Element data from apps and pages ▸
┄┄┄┄┄┄┄┄┄┄┄┄┄┄┄┄┄┄┄┄

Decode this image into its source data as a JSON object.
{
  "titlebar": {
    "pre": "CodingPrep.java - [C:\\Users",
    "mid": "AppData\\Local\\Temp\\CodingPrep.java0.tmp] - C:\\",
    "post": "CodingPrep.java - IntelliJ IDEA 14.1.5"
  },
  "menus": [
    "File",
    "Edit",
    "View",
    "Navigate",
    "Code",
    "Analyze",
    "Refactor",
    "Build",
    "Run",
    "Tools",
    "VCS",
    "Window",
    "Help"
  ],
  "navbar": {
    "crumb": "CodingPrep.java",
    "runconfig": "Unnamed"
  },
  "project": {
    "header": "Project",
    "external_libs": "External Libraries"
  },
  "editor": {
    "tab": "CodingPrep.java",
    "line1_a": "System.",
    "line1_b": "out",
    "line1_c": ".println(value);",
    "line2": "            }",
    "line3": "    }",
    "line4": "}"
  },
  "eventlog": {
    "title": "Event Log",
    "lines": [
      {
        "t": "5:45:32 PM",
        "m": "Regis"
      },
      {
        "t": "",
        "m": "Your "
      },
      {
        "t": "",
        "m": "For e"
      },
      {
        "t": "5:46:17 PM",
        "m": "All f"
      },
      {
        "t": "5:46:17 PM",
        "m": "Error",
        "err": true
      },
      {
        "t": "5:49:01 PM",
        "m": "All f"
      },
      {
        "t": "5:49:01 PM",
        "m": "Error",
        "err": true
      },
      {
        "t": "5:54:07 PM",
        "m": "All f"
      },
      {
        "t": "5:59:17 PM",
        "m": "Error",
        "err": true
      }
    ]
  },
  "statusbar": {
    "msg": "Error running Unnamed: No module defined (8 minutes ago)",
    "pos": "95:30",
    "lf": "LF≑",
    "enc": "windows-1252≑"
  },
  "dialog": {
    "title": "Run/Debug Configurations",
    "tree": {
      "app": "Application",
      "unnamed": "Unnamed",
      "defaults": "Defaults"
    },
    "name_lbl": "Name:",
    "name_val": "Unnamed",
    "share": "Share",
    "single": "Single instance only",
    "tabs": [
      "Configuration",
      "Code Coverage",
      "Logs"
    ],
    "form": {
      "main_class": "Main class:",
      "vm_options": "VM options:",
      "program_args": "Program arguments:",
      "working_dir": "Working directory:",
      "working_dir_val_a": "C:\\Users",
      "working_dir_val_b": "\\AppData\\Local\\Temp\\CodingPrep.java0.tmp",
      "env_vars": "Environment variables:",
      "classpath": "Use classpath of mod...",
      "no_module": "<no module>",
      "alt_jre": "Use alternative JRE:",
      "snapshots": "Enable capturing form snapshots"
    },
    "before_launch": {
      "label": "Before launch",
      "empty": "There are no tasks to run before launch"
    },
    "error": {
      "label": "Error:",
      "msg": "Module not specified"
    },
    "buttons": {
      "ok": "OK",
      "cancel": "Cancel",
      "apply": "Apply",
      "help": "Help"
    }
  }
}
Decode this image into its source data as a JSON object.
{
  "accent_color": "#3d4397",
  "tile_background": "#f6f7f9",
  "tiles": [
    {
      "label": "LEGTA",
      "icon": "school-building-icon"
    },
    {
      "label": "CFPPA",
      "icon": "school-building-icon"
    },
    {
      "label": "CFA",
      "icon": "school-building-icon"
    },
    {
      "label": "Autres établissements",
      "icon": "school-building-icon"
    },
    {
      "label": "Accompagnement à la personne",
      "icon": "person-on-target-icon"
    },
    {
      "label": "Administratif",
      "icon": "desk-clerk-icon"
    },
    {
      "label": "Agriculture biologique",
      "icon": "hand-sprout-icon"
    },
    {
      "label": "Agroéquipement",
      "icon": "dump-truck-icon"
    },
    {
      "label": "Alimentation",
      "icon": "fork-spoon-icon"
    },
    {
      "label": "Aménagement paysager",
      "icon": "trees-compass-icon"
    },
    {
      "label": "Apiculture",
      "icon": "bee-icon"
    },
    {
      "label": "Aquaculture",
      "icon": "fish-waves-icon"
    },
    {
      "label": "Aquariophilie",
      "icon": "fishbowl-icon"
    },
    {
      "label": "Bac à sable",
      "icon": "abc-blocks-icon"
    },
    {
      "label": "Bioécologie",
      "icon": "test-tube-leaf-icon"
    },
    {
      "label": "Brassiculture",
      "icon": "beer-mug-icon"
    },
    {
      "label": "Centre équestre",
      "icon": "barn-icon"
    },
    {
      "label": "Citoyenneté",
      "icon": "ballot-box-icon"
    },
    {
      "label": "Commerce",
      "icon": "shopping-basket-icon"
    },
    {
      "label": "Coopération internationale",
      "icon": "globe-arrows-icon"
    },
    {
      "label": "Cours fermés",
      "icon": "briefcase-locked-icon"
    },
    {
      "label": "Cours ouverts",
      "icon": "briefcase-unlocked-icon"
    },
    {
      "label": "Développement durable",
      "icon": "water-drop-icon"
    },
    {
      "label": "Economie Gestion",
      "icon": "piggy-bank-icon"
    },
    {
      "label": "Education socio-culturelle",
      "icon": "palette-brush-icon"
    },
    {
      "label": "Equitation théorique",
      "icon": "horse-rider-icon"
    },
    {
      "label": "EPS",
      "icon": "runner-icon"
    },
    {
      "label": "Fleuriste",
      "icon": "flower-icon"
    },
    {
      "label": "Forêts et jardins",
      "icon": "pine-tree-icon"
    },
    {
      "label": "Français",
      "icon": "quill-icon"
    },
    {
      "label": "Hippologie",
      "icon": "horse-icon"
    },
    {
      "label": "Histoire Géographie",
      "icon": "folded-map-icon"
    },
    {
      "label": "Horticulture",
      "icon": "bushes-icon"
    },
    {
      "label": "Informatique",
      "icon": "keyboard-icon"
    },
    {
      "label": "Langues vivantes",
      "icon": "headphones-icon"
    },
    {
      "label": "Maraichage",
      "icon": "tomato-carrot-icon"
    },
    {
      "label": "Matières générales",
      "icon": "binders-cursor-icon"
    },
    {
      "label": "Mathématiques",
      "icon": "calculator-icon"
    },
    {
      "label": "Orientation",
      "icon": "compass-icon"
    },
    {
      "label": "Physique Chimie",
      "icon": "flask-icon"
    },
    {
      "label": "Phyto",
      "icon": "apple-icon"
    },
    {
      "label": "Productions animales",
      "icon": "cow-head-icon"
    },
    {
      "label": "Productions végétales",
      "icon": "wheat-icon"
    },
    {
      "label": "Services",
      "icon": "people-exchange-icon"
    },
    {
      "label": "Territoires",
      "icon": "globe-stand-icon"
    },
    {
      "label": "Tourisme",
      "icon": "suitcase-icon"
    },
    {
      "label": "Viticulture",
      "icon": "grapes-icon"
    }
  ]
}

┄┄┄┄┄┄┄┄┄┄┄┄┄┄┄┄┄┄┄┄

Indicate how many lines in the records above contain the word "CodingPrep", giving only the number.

EXERCISE RESULT ▸
6